Either way, the inability to take your newly bought figures wherever you go was one of the biggest disappointments with Disney Infinity - and it was something we quizzed John about too. Why were there so many restrictions in place? "There's a certain amount of sacredness to a character's universe... There are important technical reasons too - a [good] example is how do you account for all the different play styles and different mechanics, and have them work in every single play set? That becomes technically very challenging. But there's all sorts of intellectual property preservation. If I'm in the world of the Avengers, I'm not just playing with the Avengers characters - it needs to stay true to that world. If I'm in Cars, the Incredible Hulk does not belong in the world of Cars"
Yeah, but it'd be cool if he could?
"OK, I agree, it would be cool."
Having sensed a flicker, we pushed a little bit further, and asked why these same intellectual property issues don't occur in the Toy Box. "The premise for the worlds is that you're in those worlds. The premise for the Toy Box is that you're on some kid's bedroom floor. And when kids play together on a bedroom floor, they don't care what character someone is, they'll play with them all together, and they'll make up their own stories..."
Of course, you could argue that the Avengers play set is also on a bedroom floor, with Donald Duck as the seventh Avenger, right?
"All of this is perfectly true, and to be perfectly honest, this is the side of the argument I'm on. I agree with you. But this is how we kept everybody happy. I imagine you can appreciate the licensing and approvals palooza it was to get deal with something with this many different properties in it, and get everyone to agree to it. I was, personally, in charge of all the approvals for the content in the Toy Box on Disney Infinity 2.0." And that must have been a lot of headaches, right? With a bit of a wince and a laugh, John replied "It wasn't as bad as I maybe implied, but ultimately we found ways to make it work!"

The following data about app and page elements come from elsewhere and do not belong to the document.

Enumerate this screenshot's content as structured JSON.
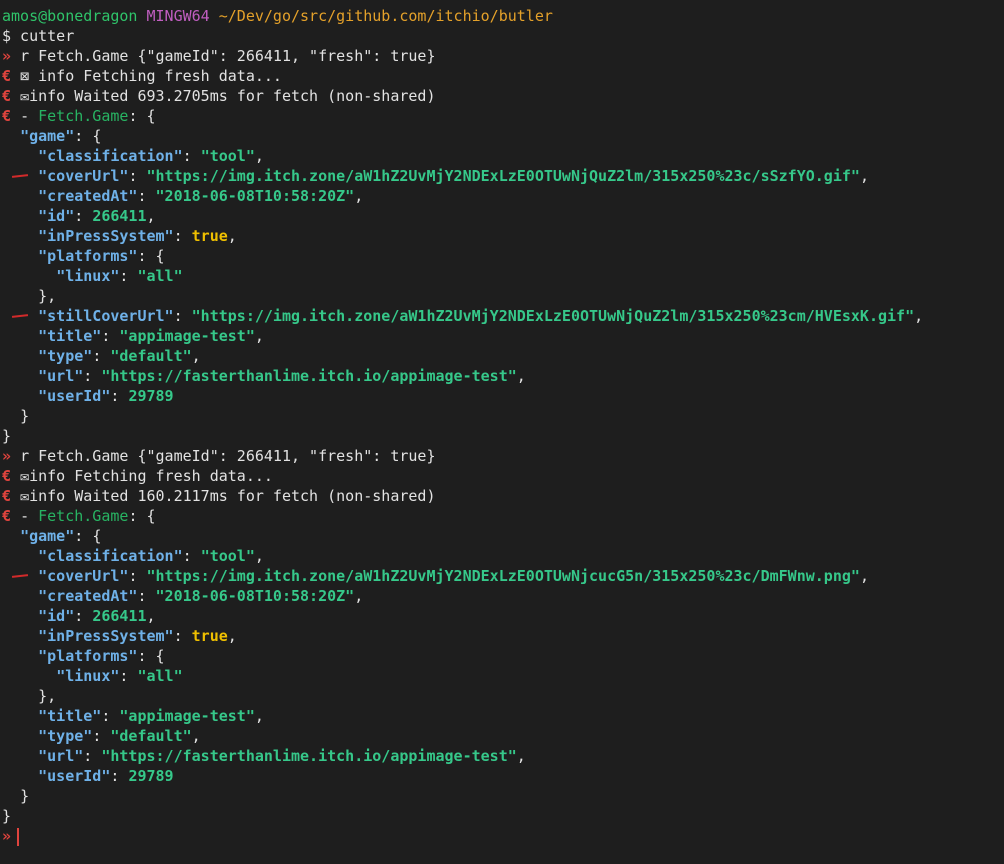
{
  "prompt": {
    "user": "amos@bonedragon",
    "shell": "MINGW64",
    "cwd": "~/Dev/go/src/github.com/itchio/butler"
  },
  "command": "$ cutter",
  "glyphs": {
    "arrow": "»",
    "e": "€",
    "letter_r": "r",
    "env": "✉",
    "small": "⊠",
    "bullet": "-"
  },
  "blocks": [
    {
      "request": "Fetch.Game {\"gameId\": 266411, \"fresh\": true}",
      "info1": "info Fetching fresh data...",
      "info2": "info Waited 693.2705ms for fetch (non-shared)",
      "result_prefix": "Fetch.Game",
      "result_suffix": ": {",
      "game_key": "\"game\"",
      "fields": {
        "classification": {
          "key": "\"classification\"",
          "value": "\"tool\""
        },
        "coverUrl": {
          "key": "\"coverUrl\"",
          "value": "\"https://img.itch.zone/aW1hZ2UvMjY2NDExLzE0OTUwNjQuZ2lm/315x250%23c/sSzfYO.gif\""
        },
        "createdAt": {
          "key": "\"createdAt\"",
          "value": "\"2018-06-08T10:58:20Z\""
        },
        "id": {
          "key": "\"id\"",
          "value": "266411"
        },
        "inPressSystem": {
          "key": "\"inPressSystem\"",
          "value": "true"
        },
        "platforms": {
          "key": "\"platforms\""
        },
        "linux": {
          "key": "\"linux\"",
          "value": "\"all\""
        },
        "stillCoverUrl": {
          "key": "\"stillCoverUrl\"",
          "value": "\"https://img.itch.zone/aW1hZ2UvMjY2NDExLzE0OTUwNjQuZ2lm/315x250%23cm/HVEsxK.gif\""
        },
        "title": {
          "key": "\"title\"",
          "value": "\"appimage-test\""
        },
        "type": {
          "key": "\"type\"",
          "value": "\"default\""
        },
        "url": {
          "key": "\"url\"",
          "value": "\"https://fasterthanlime.itch.io/appimage-test\""
        },
        "userId": {
          "key": "\"userId\"",
          "value": "29789"
        }
      }
    },
    {
      "request": "Fetch.Game {\"gameId\": 266411, \"fresh\": true}",
      "info1": "info Fetching fresh data...",
      "info2": "info Waited 160.2117ms for fetch (non-shared)",
      "result_prefix": "Fetch.Game",
      "result_suffix": ": {",
      "game_key": "\"game\"",
      "fields": {
        "classification": {
          "key": "\"classification\"",
          "value": "\"tool\""
        },
        "coverUrl": {
          "key": "\"coverUrl\"",
          "value": "\"https://img.itch.zone/aW1hZ2UvMjY2NDExLzE0OTUwNjcucG5n/315x250%23c/DmFWnw.png\""
        },
        "createdAt": {
          "key": "\"createdAt\"",
          "value": "\"2018-06-08T10:58:20Z\""
        },
        "id": {
          "key": "\"id\"",
          "value": "266411"
        },
        "inPressSystem": {
          "key": "\"inPressSystem\"",
          "value": "true"
        },
        "platforms": {
          "key": "\"platforms\""
        },
        "linux": {
          "key": "\"linux\"",
          "value": "\"all\""
        },
        "title": {
          "key": "\"title\"",
          "value": "\"appimage-test\""
        },
        "type": {
          "key": "\"type\"",
          "value": "\"default\""
        },
        "url": {
          "key": "\"url\"",
          "value": "\"https://fasterthanlime.itch.io/appimage-test\""
        },
        "userId": {
          "key": "\"userId\"",
          "value": "29789"
        }
      }
    }
  ],
  "punct": {
    "open_brace": "{",
    "close_brace": "}",
    "close_brace_comma": "},",
    "colon_space": ": ",
    "comma": ","
  }
}
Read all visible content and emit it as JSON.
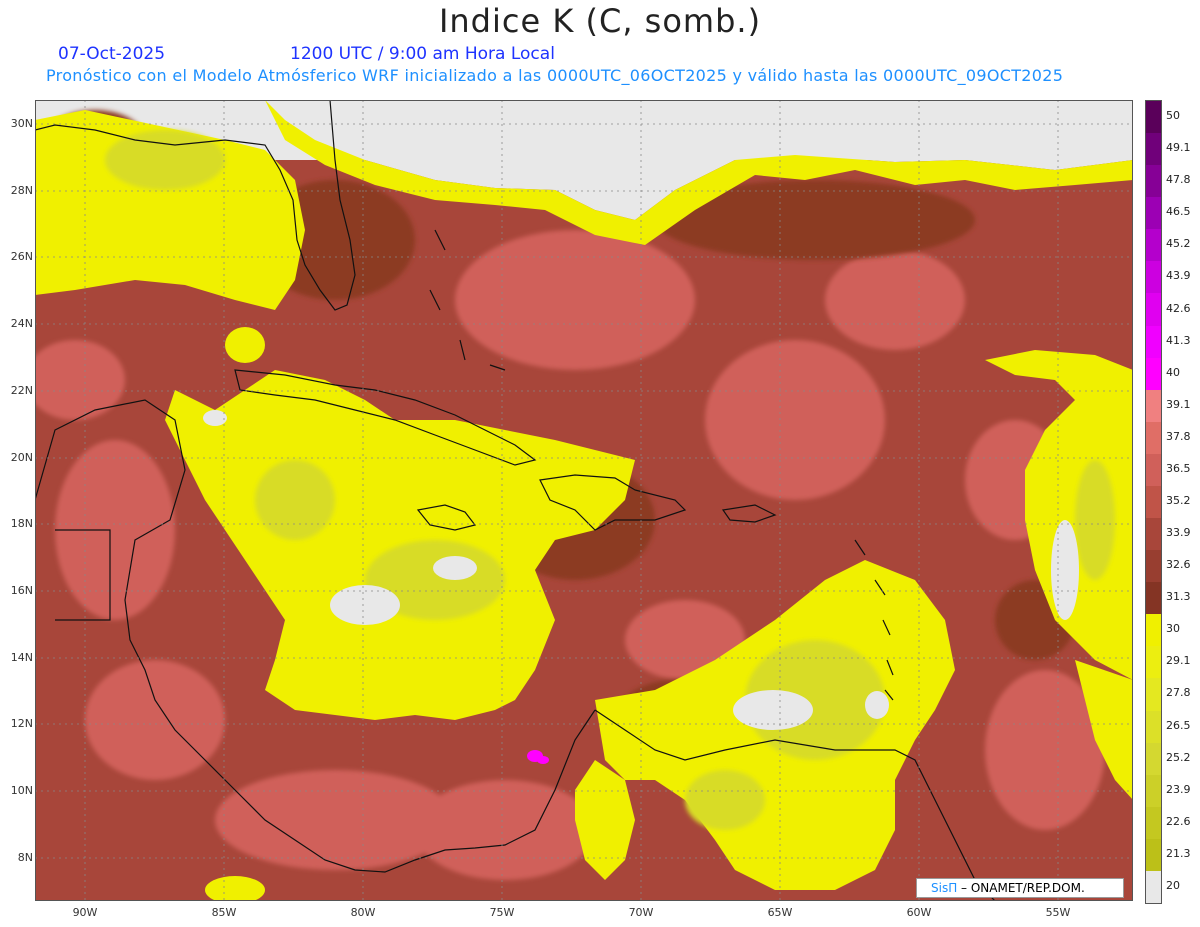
{
  "header": {
    "title": "Indice K (C, somb.)",
    "date": "07-Oct-2025",
    "time": "1200 UTC / 9:00 am Hora Local",
    "description": "Pronóstico con el Modelo Atmósferico WRF inicializado a las 0000UTC_06OCT2025 y válido hasta las  0000UTC_09OCT2025"
  },
  "map": {
    "lat_labels": [
      "30N",
      "28N",
      "26N",
      "24N",
      "22N",
      "20N",
      "18N",
      "16N",
      "14N",
      "12N",
      "10N",
      "8N"
    ],
    "lon_labels": [
      "90W",
      "85W",
      "80W",
      "75W",
      "70W",
      "65W",
      "60W",
      "55W"
    ],
    "colors": {
      "no_data": "#e8e8e8",
      "yellow": "#f0f000",
      "yellow_dark": "#d8dc28",
      "red_dark": "#8c3a22",
      "red_mid": "#b44b3e",
      "red_light": "#d0605a",
      "magenta": "#ff00ff",
      "coast": "#111111"
    }
  },
  "colorbar": {
    "labels": [
      "50",
      "49.1",
      "47.8",
      "46.5",
      "45.2",
      "43.9",
      "42.6",
      "41.3",
      "40",
      "39.1",
      "37.8",
      "36.5",
      "35.2",
      "33.9",
      "32.6",
      "31.3",
      "30",
      "29.1",
      "27.8",
      "26.5",
      "25.2",
      "23.9",
      "22.6",
      "21.3",
      "20"
    ],
    "colors": [
      "#5a005a",
      "#70007a",
      "#860096",
      "#9c00b4",
      "#b400cc",
      "#cc00e0",
      "#e000f0",
      "#f000ff",
      "#ff00ff",
      "#f08080",
      "#e06e66",
      "#d0605a",
      "#c05448",
      "#a8463a",
      "#983e30",
      "#843424",
      "#f0f000",
      "#ecee10",
      "#e4e820",
      "#dce028",
      "#d4d830",
      "#ccd028",
      "#c4c820",
      "#bcc018",
      "#e8e8e8"
    ]
  },
  "credit": {
    "logo": "SisΠ",
    "text": " – ONAMET/REP.DOM."
  }
}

And make it work they have. If what we saw on the day is anything to go by, Disney Infinity 2.0 is packed full of so many things to do, you'll wonder how they managed to fit it all on the disc. The Avengers Play Set that comes with the game may only be one game world, but it's six times larger than the previous games, and will take 5-6 hours to play through. That may not sound like much - but that's not including time spent finding all the collectibles, and completing all of the side quests. And that's another thing that's been ramped up for Disney Infinity 2.0, according to John.
"We've got Feats, in both Play Sets and the Toy Box, which are almost like micro achievements that give you concept art, sparks, and new toys for the Toy Box. We've got 250 of those... In fact, our challenge designer stated to me "I've made it my personal mission to make it the hardest thing in the entire game to get gold medals on all the challenges." If someone's dedicated to that, they're going to spend a lot of time unlocking them all."
And spend a lot of time we will. While the original Disney Infinity may have left a lot to be desired in places, Disney Infinity 2.0 looks set to put right everything the original got wrong. With the Toy Box redesigned, sharing made so much easier, interiors presenting all sorts of different possibilities, and some pretty advanced ways of crafting your own games, this is going to give creative Disney fans a lot to keep them busy in just a few weeks time. Check back soon for our full review.